• Task objective
Please report the number of lines in the entries below that contain "lpkEntries", with nothing added.

• Available data

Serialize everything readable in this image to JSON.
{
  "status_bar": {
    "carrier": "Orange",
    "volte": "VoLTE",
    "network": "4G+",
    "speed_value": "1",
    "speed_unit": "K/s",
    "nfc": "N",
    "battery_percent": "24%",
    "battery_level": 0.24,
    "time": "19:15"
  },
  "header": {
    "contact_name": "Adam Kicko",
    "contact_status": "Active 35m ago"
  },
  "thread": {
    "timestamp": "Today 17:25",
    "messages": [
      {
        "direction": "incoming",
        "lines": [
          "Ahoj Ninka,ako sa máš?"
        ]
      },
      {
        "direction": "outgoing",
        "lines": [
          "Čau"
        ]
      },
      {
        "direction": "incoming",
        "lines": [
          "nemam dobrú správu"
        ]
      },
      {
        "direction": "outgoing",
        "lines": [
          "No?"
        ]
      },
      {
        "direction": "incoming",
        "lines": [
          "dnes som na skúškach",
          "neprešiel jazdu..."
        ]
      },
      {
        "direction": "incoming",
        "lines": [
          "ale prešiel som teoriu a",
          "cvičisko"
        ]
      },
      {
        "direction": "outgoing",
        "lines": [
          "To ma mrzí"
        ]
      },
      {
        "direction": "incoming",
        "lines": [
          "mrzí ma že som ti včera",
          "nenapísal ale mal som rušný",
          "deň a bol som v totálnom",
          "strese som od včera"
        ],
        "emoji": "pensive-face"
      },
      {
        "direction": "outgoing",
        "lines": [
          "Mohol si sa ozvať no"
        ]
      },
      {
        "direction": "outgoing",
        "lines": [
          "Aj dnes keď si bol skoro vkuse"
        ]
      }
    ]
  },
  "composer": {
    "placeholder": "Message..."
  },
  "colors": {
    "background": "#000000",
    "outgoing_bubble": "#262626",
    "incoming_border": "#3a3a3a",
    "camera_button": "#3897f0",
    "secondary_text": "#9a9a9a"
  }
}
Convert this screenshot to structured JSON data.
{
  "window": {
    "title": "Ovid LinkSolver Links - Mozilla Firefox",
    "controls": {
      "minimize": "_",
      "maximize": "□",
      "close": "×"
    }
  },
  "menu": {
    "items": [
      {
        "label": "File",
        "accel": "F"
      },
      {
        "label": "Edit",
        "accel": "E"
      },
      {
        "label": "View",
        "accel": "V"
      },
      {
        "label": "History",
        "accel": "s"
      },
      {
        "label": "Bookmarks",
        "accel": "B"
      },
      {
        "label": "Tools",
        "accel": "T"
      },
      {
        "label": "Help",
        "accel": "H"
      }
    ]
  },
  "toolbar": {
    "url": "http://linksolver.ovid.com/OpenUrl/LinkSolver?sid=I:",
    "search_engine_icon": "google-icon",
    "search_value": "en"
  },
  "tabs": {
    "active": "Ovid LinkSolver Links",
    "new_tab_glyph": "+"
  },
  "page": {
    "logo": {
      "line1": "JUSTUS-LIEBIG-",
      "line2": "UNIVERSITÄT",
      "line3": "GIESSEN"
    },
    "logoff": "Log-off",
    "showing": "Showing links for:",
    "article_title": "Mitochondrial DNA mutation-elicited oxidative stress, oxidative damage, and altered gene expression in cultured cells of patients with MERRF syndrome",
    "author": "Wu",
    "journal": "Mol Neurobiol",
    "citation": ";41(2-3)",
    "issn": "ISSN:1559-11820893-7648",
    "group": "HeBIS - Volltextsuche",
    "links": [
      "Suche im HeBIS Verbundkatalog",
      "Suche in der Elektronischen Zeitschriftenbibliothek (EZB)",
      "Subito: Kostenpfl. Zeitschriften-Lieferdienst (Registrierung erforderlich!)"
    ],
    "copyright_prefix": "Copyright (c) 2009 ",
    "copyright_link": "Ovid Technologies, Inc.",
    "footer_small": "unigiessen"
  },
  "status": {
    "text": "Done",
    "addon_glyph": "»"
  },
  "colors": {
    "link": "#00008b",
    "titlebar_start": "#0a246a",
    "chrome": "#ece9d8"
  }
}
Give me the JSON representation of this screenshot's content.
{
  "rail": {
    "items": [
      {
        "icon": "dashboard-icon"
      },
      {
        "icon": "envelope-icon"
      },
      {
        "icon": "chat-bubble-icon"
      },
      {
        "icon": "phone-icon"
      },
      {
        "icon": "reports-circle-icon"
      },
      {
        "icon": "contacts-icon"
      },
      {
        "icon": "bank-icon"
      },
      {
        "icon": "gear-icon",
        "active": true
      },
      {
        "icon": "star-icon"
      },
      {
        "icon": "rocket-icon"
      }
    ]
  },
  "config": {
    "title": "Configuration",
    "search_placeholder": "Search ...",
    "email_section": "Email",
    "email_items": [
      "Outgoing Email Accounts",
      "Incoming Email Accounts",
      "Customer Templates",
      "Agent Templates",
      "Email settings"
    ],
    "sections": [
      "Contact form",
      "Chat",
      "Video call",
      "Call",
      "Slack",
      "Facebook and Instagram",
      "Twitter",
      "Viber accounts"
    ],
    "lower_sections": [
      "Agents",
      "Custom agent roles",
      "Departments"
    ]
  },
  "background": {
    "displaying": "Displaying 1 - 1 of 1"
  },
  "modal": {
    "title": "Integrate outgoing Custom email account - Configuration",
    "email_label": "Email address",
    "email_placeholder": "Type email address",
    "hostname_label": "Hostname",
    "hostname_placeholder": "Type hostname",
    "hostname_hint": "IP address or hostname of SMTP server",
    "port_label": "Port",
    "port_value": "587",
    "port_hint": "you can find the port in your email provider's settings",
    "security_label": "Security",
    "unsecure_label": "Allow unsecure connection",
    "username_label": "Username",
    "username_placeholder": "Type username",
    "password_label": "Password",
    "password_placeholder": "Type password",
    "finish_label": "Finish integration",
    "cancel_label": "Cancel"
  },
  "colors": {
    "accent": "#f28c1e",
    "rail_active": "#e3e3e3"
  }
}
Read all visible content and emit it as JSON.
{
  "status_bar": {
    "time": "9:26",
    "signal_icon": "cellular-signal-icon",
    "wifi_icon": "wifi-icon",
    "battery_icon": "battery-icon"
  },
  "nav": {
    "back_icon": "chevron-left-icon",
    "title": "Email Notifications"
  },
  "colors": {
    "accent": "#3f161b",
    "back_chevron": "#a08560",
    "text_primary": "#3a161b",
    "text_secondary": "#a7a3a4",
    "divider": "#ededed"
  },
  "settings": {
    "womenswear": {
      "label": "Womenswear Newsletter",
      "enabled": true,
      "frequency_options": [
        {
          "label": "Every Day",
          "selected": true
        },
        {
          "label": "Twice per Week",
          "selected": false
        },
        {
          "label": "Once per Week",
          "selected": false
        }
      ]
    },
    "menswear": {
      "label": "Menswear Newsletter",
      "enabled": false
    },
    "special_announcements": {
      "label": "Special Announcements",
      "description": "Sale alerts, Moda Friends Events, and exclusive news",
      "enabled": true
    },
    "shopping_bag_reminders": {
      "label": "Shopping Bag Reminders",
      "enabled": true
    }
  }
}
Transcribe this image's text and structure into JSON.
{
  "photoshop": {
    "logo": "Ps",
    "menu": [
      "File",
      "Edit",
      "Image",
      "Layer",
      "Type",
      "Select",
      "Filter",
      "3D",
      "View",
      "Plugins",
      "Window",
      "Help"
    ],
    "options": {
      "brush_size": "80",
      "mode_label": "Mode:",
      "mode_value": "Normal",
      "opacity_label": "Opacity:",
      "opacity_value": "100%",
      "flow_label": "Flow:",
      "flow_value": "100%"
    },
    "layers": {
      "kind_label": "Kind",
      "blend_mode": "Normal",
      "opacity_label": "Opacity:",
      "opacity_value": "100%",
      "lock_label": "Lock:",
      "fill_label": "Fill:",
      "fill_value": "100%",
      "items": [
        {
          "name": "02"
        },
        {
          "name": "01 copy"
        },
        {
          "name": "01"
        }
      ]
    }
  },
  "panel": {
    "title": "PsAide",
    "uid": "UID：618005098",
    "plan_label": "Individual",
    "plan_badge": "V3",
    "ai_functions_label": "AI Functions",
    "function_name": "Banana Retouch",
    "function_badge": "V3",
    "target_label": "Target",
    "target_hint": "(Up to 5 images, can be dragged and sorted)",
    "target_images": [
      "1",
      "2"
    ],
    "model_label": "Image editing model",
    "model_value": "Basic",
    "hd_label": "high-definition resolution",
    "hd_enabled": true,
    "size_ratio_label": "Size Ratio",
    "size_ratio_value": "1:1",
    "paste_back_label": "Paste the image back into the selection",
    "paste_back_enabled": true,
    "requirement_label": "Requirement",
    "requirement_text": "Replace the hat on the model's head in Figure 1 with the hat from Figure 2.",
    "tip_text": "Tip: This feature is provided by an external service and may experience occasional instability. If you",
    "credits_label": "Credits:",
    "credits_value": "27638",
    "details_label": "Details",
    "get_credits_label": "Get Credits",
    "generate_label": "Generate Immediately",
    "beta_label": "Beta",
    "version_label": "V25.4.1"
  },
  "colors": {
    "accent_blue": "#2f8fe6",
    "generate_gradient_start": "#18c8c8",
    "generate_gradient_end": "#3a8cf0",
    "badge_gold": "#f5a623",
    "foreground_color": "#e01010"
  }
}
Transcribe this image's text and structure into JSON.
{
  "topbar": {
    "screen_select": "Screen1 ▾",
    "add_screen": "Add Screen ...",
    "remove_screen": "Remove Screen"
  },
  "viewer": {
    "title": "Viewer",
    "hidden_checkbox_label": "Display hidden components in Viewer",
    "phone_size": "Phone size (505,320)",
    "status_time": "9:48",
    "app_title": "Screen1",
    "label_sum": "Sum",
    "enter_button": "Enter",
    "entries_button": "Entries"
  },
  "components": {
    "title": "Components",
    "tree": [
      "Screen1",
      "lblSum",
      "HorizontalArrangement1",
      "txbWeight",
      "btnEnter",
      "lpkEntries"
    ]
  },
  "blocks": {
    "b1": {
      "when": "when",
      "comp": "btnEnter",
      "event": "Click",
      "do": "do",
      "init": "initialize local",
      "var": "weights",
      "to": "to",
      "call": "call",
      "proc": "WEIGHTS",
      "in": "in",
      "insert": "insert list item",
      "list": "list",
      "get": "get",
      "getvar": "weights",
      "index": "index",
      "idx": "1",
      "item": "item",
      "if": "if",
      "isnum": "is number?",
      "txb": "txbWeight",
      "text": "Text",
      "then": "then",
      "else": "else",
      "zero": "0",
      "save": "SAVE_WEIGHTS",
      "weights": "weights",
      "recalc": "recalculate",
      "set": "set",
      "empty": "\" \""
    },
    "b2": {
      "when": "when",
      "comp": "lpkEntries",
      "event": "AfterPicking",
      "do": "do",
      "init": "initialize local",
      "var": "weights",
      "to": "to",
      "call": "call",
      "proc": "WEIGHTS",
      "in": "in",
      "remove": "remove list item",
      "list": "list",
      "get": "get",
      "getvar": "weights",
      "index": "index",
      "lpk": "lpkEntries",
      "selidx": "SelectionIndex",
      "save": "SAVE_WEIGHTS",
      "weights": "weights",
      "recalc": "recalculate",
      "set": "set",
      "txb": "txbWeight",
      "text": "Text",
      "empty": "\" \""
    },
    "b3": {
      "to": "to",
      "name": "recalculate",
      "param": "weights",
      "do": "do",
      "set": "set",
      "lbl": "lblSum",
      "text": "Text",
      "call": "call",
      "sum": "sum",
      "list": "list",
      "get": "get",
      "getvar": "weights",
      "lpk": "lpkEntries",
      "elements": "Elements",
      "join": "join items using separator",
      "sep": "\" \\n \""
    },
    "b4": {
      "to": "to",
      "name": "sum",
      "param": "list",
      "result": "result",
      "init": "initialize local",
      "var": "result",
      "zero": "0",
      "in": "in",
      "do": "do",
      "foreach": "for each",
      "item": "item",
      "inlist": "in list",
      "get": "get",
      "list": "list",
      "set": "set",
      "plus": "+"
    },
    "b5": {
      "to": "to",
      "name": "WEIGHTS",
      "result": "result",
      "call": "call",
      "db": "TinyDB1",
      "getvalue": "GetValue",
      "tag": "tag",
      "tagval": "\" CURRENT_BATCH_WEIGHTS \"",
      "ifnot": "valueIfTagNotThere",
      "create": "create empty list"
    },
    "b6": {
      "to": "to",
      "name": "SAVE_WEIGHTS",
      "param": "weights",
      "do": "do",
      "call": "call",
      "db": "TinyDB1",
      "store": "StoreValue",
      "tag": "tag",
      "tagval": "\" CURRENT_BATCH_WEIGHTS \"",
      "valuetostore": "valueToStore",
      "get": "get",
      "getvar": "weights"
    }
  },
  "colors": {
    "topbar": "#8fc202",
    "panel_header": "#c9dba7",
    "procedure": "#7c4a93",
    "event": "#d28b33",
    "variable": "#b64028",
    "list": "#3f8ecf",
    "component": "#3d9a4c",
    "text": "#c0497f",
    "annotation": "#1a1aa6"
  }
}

• Written solution
4